Why this prologue? Because my recommendation today is unusual. A picture book for grades 5-9 (NOT ages 5-9!). So if you're looking for something for the little ones, this isn't for you, but it is definitely a book for anyone interested in the history of children's books.
TITLE: Randolph Caldecott -The Man Who Could Not Stop Drawing
AUTHOR/ILLUSTRATOR: Leonard S. Marcus
|from Macmillan Publishers|
Publisher: Frances Foster Books, FS&G, 2013
Intended Age: 10-14
Themes: NONFICTION, Illustration
Opening lines: "Two swans at the water's edge trade bewildered glances when they notice a little frog poking his head out of the river. The frog is clutching a paper--a letter it would seem--which he reads with a look of total absorption."
Synopsis: The biography of "the father of the modern picture book" (from the front flap copy).
What I like about this book: As a picture book writer and enthusiast, I knew that Randolph Caldecott was an illustrator.
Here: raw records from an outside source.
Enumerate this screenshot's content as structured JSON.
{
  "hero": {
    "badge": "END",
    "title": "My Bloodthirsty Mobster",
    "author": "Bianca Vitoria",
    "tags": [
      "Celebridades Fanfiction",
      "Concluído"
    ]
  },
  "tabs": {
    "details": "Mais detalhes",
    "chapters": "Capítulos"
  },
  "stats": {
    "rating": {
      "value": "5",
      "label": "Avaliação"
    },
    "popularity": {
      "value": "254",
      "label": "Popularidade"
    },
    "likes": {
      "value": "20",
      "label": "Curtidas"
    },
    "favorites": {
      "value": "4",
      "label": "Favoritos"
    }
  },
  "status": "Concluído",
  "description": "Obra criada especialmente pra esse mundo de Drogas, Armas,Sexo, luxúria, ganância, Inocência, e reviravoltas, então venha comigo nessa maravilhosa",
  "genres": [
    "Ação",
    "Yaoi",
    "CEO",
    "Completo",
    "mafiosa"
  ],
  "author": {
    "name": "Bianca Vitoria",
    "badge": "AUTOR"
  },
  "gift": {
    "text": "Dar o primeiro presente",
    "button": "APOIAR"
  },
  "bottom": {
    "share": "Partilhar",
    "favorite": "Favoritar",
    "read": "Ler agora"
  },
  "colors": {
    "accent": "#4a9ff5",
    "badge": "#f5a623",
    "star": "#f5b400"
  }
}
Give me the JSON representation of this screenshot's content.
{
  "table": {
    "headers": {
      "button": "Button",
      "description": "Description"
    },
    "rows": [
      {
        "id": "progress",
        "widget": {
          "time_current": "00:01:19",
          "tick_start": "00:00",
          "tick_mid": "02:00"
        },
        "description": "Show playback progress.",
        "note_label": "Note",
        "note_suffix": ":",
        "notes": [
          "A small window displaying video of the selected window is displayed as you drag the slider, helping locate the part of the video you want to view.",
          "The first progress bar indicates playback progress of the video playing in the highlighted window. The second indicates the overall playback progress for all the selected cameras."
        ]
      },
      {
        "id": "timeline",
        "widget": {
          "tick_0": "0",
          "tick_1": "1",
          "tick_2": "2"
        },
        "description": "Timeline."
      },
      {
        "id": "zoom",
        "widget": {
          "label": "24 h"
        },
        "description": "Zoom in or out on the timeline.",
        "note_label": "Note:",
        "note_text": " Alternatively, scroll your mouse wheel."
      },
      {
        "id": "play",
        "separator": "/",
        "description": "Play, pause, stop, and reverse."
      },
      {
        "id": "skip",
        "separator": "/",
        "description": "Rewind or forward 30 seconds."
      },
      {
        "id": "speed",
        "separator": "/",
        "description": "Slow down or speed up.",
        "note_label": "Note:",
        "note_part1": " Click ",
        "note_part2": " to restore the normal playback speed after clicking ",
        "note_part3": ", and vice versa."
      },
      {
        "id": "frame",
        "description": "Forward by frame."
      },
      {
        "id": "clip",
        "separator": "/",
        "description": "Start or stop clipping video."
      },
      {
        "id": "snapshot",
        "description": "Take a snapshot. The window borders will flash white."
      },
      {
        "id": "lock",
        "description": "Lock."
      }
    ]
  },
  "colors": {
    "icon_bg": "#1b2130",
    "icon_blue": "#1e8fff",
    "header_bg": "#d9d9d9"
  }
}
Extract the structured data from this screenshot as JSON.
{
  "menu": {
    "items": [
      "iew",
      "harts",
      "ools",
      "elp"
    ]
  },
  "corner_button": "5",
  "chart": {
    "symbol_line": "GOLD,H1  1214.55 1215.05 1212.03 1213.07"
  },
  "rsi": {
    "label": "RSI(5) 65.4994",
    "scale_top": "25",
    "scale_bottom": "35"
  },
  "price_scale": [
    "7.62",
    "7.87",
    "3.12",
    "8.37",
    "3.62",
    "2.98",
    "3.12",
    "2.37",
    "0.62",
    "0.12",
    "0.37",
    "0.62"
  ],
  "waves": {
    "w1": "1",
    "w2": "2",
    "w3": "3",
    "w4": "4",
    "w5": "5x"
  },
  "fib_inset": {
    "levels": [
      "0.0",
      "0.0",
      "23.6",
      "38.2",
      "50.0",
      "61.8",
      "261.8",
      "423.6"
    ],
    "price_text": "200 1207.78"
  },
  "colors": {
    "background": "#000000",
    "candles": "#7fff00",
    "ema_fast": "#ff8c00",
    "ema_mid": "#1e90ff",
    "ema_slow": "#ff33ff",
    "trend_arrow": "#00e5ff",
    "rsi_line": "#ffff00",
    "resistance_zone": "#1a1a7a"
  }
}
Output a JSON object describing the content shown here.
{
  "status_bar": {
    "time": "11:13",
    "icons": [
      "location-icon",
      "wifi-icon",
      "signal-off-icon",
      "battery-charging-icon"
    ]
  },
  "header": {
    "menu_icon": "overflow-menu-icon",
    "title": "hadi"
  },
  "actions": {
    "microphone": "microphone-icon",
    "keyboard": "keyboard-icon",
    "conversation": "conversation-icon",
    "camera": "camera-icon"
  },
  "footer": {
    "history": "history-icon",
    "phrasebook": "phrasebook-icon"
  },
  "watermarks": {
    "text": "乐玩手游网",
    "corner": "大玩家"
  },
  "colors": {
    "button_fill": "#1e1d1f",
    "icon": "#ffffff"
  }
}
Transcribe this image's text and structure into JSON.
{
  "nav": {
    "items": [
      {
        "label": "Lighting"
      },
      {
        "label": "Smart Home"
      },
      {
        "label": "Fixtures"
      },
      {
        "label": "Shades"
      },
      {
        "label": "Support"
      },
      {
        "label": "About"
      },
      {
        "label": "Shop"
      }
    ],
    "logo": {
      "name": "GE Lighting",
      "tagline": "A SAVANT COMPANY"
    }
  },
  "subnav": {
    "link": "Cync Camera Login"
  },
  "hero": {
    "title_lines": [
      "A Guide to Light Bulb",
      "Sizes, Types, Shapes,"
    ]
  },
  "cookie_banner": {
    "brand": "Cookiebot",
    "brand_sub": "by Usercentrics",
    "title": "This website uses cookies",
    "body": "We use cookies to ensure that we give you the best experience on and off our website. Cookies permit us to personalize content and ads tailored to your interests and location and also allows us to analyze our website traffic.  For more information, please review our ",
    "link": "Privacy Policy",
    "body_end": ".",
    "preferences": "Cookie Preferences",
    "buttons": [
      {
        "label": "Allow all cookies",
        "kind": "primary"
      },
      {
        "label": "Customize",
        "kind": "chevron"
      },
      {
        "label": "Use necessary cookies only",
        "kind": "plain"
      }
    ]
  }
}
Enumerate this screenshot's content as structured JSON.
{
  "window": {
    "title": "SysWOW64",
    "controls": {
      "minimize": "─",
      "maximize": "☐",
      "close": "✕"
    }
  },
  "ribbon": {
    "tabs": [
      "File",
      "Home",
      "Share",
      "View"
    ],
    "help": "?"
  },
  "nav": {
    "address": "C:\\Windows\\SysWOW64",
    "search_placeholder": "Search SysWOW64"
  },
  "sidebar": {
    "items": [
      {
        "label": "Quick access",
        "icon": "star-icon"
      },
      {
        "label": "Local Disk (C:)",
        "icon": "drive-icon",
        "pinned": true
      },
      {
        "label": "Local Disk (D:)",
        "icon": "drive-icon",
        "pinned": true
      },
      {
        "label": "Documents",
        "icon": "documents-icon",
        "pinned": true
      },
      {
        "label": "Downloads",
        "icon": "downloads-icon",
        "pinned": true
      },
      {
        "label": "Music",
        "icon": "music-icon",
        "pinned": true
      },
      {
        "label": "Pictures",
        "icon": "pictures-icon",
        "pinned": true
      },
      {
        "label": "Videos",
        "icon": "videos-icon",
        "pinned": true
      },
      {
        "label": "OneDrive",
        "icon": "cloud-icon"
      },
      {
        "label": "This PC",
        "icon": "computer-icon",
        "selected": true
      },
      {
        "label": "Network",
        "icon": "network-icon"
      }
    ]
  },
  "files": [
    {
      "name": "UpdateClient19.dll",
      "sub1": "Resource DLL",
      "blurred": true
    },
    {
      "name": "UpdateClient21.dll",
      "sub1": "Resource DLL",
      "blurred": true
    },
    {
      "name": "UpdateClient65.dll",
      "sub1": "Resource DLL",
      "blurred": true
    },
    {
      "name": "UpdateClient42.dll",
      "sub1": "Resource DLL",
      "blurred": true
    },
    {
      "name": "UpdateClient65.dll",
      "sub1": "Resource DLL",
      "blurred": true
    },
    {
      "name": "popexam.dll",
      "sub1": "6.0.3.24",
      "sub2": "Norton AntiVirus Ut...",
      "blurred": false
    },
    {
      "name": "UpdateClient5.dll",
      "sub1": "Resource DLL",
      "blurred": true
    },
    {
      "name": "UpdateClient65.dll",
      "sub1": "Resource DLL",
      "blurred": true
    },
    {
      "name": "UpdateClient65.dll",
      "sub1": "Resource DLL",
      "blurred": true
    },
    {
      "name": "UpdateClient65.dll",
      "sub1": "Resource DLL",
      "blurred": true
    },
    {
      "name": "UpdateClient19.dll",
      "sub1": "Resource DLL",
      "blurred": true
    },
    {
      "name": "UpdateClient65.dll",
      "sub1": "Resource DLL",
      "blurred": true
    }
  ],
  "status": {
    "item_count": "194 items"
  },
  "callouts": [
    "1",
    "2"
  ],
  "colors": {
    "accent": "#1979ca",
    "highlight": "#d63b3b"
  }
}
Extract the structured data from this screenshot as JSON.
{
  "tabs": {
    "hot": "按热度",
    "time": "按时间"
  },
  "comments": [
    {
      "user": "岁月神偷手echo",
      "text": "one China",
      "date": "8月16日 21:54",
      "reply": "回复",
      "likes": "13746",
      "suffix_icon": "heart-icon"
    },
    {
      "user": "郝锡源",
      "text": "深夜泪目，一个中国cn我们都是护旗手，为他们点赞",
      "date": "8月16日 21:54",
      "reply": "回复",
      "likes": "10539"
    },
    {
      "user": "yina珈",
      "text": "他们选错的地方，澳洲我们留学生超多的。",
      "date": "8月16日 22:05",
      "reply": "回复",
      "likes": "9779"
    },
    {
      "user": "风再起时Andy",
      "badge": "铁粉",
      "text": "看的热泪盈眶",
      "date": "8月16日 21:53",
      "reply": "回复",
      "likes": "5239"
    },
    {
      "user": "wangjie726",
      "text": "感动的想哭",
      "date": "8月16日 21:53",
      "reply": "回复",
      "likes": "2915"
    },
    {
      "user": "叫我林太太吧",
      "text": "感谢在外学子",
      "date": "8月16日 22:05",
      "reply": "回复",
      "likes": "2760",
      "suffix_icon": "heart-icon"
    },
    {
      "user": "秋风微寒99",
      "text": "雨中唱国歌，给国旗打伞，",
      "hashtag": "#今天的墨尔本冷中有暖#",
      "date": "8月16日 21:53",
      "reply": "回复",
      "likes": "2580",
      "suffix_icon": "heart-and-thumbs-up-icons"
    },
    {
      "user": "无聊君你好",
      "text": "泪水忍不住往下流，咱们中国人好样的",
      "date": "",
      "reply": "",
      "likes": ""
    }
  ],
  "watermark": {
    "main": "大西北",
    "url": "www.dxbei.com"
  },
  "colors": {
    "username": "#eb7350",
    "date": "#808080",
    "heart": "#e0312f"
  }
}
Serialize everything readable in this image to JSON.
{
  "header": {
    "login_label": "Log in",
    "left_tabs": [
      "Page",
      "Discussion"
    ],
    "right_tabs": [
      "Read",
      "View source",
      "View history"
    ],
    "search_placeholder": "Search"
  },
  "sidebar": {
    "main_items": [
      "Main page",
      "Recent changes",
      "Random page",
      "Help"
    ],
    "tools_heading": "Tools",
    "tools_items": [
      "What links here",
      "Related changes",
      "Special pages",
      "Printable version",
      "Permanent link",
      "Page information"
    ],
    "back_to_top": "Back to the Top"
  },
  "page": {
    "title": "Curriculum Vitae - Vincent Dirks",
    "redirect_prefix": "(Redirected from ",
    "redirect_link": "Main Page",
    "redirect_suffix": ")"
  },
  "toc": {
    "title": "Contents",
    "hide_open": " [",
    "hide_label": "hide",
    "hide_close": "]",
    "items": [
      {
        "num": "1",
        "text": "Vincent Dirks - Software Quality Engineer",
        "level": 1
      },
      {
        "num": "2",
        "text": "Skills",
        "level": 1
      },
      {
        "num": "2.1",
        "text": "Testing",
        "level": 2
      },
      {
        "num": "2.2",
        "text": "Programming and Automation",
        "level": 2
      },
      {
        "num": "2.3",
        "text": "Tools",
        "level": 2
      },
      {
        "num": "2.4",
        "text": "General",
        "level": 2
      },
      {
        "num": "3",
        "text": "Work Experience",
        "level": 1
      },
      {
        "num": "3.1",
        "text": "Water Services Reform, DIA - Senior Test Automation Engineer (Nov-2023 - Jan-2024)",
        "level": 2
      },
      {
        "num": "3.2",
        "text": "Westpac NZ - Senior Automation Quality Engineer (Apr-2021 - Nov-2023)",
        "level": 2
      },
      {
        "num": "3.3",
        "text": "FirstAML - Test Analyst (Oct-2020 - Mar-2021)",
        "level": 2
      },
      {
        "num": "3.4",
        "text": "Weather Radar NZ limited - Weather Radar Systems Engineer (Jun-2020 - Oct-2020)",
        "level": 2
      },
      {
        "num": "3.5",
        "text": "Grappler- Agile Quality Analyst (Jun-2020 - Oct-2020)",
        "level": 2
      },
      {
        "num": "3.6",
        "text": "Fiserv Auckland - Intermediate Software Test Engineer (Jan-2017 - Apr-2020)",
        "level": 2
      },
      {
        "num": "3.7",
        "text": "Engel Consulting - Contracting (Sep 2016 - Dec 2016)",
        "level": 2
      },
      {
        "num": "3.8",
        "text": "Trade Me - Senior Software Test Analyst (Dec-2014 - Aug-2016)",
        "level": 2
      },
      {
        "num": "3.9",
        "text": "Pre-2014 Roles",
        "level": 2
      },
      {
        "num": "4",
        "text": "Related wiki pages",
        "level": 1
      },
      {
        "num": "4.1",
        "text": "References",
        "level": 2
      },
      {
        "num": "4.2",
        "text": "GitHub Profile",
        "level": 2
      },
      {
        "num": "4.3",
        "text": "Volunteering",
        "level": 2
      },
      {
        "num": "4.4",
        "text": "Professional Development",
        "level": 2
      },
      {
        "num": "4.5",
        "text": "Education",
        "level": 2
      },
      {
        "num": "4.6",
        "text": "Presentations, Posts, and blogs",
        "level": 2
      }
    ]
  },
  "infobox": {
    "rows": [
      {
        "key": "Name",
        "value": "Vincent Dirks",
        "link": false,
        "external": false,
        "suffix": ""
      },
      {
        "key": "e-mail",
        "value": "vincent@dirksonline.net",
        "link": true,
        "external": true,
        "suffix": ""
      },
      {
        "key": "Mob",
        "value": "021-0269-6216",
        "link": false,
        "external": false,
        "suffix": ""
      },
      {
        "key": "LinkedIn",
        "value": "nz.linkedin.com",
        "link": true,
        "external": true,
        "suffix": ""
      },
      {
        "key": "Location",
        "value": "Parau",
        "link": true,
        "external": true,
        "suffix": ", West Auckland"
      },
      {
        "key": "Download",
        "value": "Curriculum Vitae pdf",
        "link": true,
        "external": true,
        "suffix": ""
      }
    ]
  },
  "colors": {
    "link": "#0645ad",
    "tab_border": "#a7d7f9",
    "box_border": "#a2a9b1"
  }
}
I knew that we honor the best illustrators in the field each year with a medal given in his name. But I didn't know a whole lot more. This book is an "old school" comprehensive biography. A birth to death look at a man that accomplished volumes of work in the 39 years he lived. I connected with the fact that Caldecott started in one career--deemed to be a safe way to earn money--and found himself drawn to the second career that he loved.
Reading the book I learned WHY Caldecott is viewed as the father of the modern picture book. He wasn't the first to illustrate books for children, but his focus on active rather than static illustrations, and the idea that illustrations could, and should, add to the text were revolutionary for the 1800's. The book is text dense, as you would expect a book for grades 5-9 to be.
|Balance of text and illustration|
- Macmillan Publishers provides a peek inside the book here.
- Make a list of the Caldecott medal winners. How many have you read?
- Treasure hunt! Look carefully at a picture book. How many things can you find in the illustrations that aren't mentioned in the text?
- If you're interested in reading more picture books on the subject of art and creativity, I found a wonderful list of children's fiction and nonfiction compiled on this subject by the Art Institute of Chicago.
- Try your hand at drawing something in motion. (It's in motion, not you! Although interestingly the book notes that part of Caldecott's style was developed by drawing on a moving train as he traveled from Manchester to London, England!)